Pakistan 385 for 7 (Afridi 124, Farhat 66) beat Bangladesh 246 for 5 (Siddique 97) by 139 runs
Scorecard and ball-by-ball details
A new-look Pakistan, led by a new-look Shahid Afridi, bowed out of the Asia Cup with little to boast about but with their reputations enhanced, while Bangladesh ended their campaign by reaffirming the gulf between them and the top-flight teams. Afridi unleashed the kind of fury he is famous for to launch Pakistan to their highest ODI score, and subsequently their first victory in 2010. Bangladesh, however, belied a complete lack of purpose in both innings, as the match meandered to the kind of denouement that has administrators concerned about the future of ODI cricket.
Bangladesh's spirit was snuffed in the first half when they were caught out without a plan by the Afridi redux - as aggressive as the marauder of old, but inventive and measured as well. These are early days yet, but captaincy is bringing out the best in Afridi. He has retained the willingness to attack but, entrusted with the responsibility of shepherding a young team, has weeded out the risks. Without having to heave across the line, at least until he gets set, Afridi once again showed he has the range to score at enviable pace.

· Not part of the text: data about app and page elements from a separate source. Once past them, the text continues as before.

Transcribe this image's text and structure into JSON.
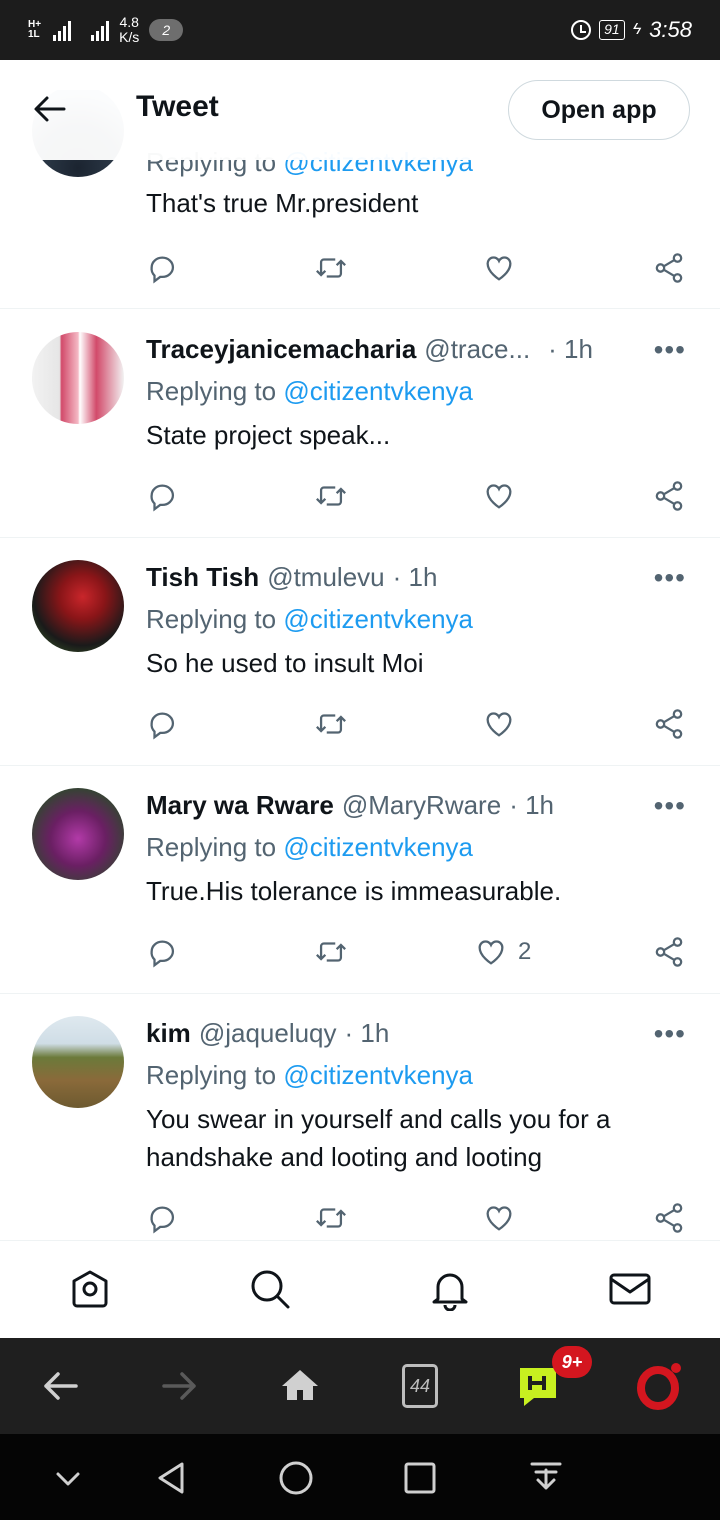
{
  "status_bar": {
    "network_tag": "H+",
    "network_tag2": "1L",
    "speed_value": "4.8",
    "speed_unit": "K/s",
    "notification_count": "2",
    "battery": "91",
    "time": "3:58"
  },
  "header": {
    "title": "Tweet",
    "open_app_label": "Open app"
  },
  "tweets": [
    {
      "name": "",
      "handle": "",
      "time": "",
      "replying_prefix": "Replying to",
      "replying_to": "@citizentvkenya",
      "text": "That's true Mr.president",
      "likes": ""
    },
    {
      "name": "Traceyjanicemacharia",
      "handle": "@trace...",
      "time": "· 1h",
      "replying_prefix": "Replying to",
      "replying_to": "@citizentvkenya",
      "text": "State project speak...",
      "likes": ""
    },
    {
      "name": "Tish Tish",
      "handle": "@tmulevu",
      "time": "· 1h",
      "replying_prefix": "Replying to",
      "replying_to": "@citizentvkenya",
      "text": "So he used to insult Moi",
      "likes": ""
    },
    {
      "name": "Mary wa Rware",
      "handle": "@MaryRware",
      "time": "· 1h",
      "replying_prefix": "Replying to",
      "replying_to": "@citizentvkenya",
      "text": "True.His tolerance is immeasurable.",
      "likes": "2"
    },
    {
      "name": "kim",
      "handle": "@jaqueluqy",
      "time": "· 1h",
      "replying_prefix": "Replying to",
      "replying_to": "@citizentvkenya",
      "text": "You swear in yourself and calls you for a handshake and looting and looting",
      "likes": ""
    }
  ],
  "more_label": "•••",
  "browser_bar": {
    "tabs_count": "44",
    "hub_badge": "9+"
  },
  "icons": {
    "back": "back-arrow-icon",
    "reply": "reply-icon",
    "retweet": "retweet-icon",
    "like": "heart-icon",
    "share": "share-icon",
    "home": "home-icon",
    "search": "search-icon",
    "notifications": "bell-icon",
    "messages": "mail-icon"
  },
  "colors": {
    "accent": "#1d9bf0",
    "secondary_text": "#536471",
    "primary_text": "#0f1419",
    "opera_red": "#d4161f",
    "hub_green": "#c8f020"
  }
}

Having collared Sri Lanka's attack in more trying conditions, Afridi barely broke a sweat today. With Umar Akmal already in the groove when he entered in the 29th over, Afridi worked the spinners around for a couple of overs. He flexed his muscles in the 32nd, lofting Suhrawadi Shuvo over long on for six and cashing in on the over-compensation by pulling for four. There were two strokes of luck soon after: an inside edge missed the stumps, and a skier was dropped by Mashrafe Mortaza. After that, however, Afridi unleashed and Pakistan accelerated at a ridiculous rate.

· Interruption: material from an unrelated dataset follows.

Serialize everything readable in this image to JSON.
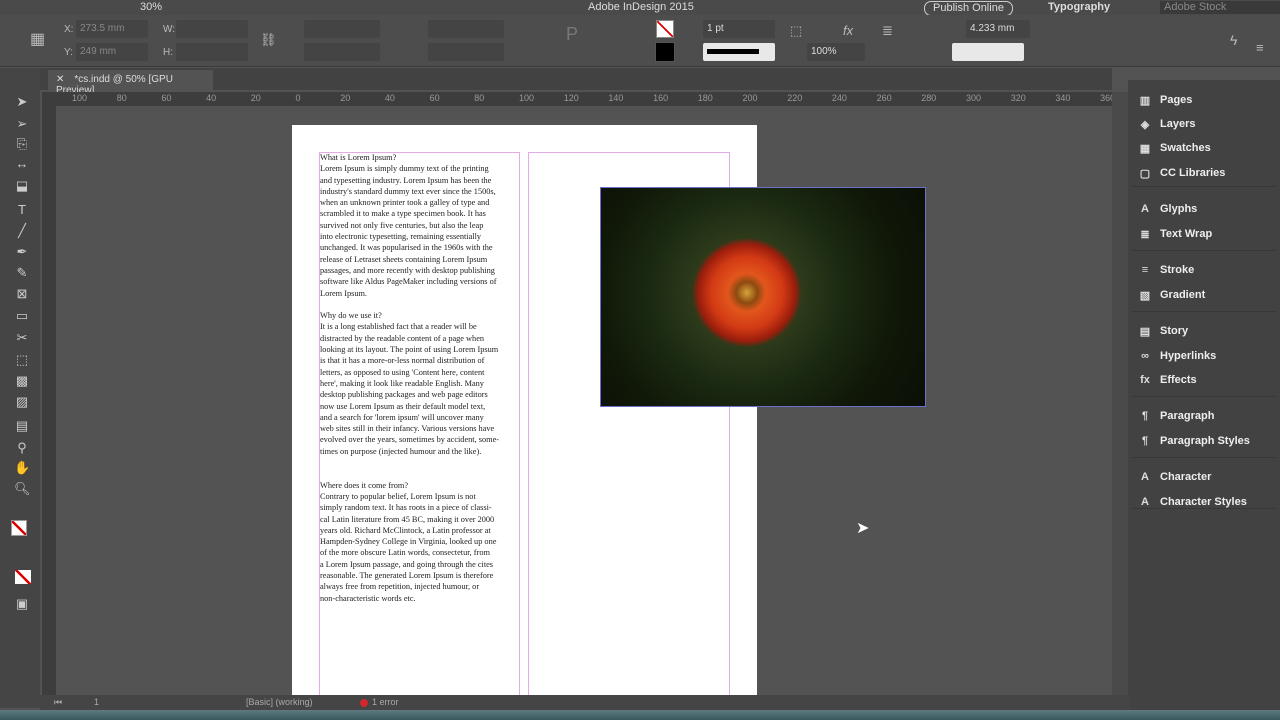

An extra-cover drive, a tickle and a whiplashed cut off Mortaza gave Bangladesh a trailer of what was to follow. After reaching his fifty in the 41st over, Afridi plundered 39 off 10 balls, with eight fours and a six, off Mahmudullah, Shakib Al Hasab and Shafiul Islam. The two batsmen had been tied on 41 at the end of the 39th over; five overs later, Umar had reached a steady fifty, while his captain was three short of a hundred. Umar departed in the 45th over, just before the batting Powerplay.

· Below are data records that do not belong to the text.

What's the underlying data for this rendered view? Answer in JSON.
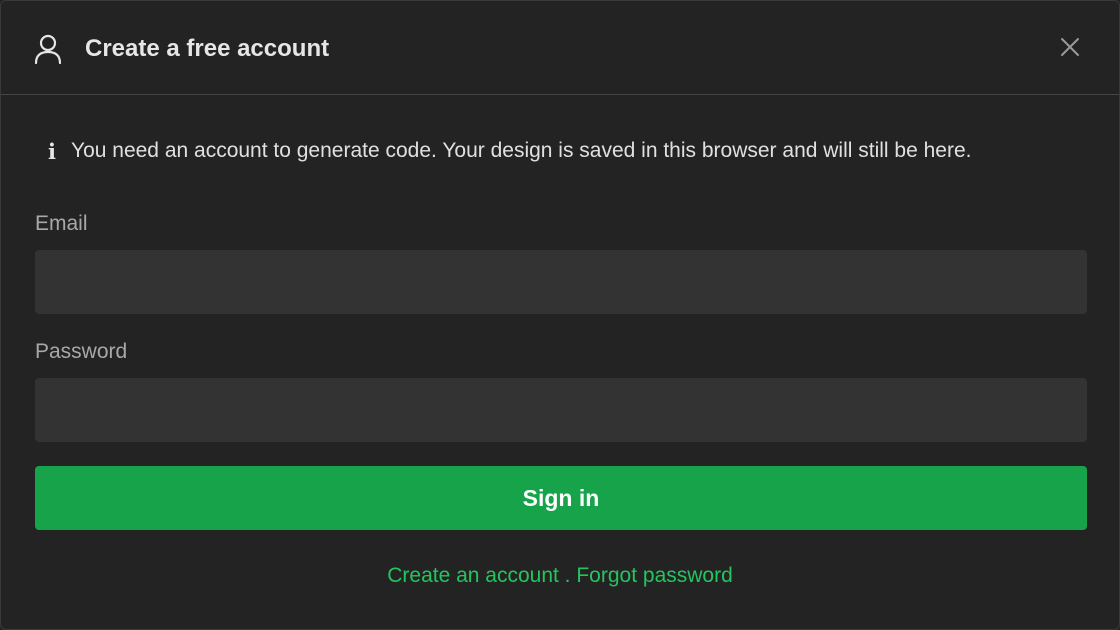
{
  "dialog": {
    "title": "Create a free account",
    "icons": {
      "header": "user-icon",
      "close": "close-icon",
      "info": "info-icon"
    }
  },
  "info": {
    "glyph": "i",
    "message": "You need an account to generate code. Your design is saved in this browser and will still be here."
  },
  "form": {
    "email": {
      "label": "Email",
      "value": "",
      "placeholder": ""
    },
    "password": {
      "label": "Password",
      "value": "",
      "placeholder": ""
    },
    "submit_label": "Sign in"
  },
  "footer": {
    "create_account": "Create an account",
    "separator": " . ",
    "forgot_password": "Forgot password"
  },
  "colors": {
    "background": "#232323",
    "input_background": "#333333",
    "accent": "#17a34a",
    "link": "#22c55e"
  }
}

In the 46th, Afridi helped Razzak to fine leg to reach 100, off 53 balls, and in the same over he cut for four more before finishing with a loft over long on for his 271st six - the most by any batsman in ODI history. He smashed another length offering from Shafiul for No. 272 and stole one more four before his one-handed pull landed in the hands of square leg. Abdul Razzaq hustled 21 off nine balls, leaving the hapless Shafiul nursing figures of 3 for 95. The last ball of the innings was smeared over long off for six - Bangladesh had bled 120 runs in the last nine overs, and Pakistan had reached their highest ODI total, eclipsing a 13 year-old record, that was set up by - take a guess.
Before Afridi's assault, Pakistan's openers laid the foundation in more sober fashion. After spanking his second ball for a six over extra cover, Shahzaib Hasan served notice of both his strengths and intentions by repeatedly driving Mashrafe Mortaza on the up. Shahzaib rushed to his maiden ODI fifty before he fell trying to heave Abdur Razzak across the line in the 13th over, having dominated the opening stand of 81 in 12.3 overs.
With Shahzaib scoring freely, Imran Farhat had the breathing space to play out the seamers before settling in against spin. Having brought up his seventh ODI fifty, he succumbed to his own cheekiness, missing a late cut off Shakib. Bangladesh's spinners rallied in the period of play following the 25-over mark, culminating in Asad Shafiq's stumping in the 29th over. That was the Bangladesh captain's 100th ODI wicket, and it gave his side an outside chance to seize the initiative, but his opposite number upset his plans.
Bangladesh's batsmen, reeling from the carnage, focused on batting out fifty overs instead of taking a shot at the target. Their approach ensured there was no interest left in the second half of the contest. Imrul Kayes was the biggest culprit, dawdling around without any intent to score, while Tamim Iqbal showed characteristic spunk in taking on Mohammad Asif. He had driven, flicked and pulled him for fours before Asif struck with a slow and short off-cutter. With Tamim's dismissal, Bangladesh's hopes of making anything out of the game receded. In an inexplicable display that underlined the rift between Bangladesh and the rest, Kayes and Junaid Siddique settled in to accumulate. Despite cutting out all risks against a spirited but tired attack, neither of them could reach three-figures. Siddique eventually unfurled a few shots for the gallery, but no one was applauding.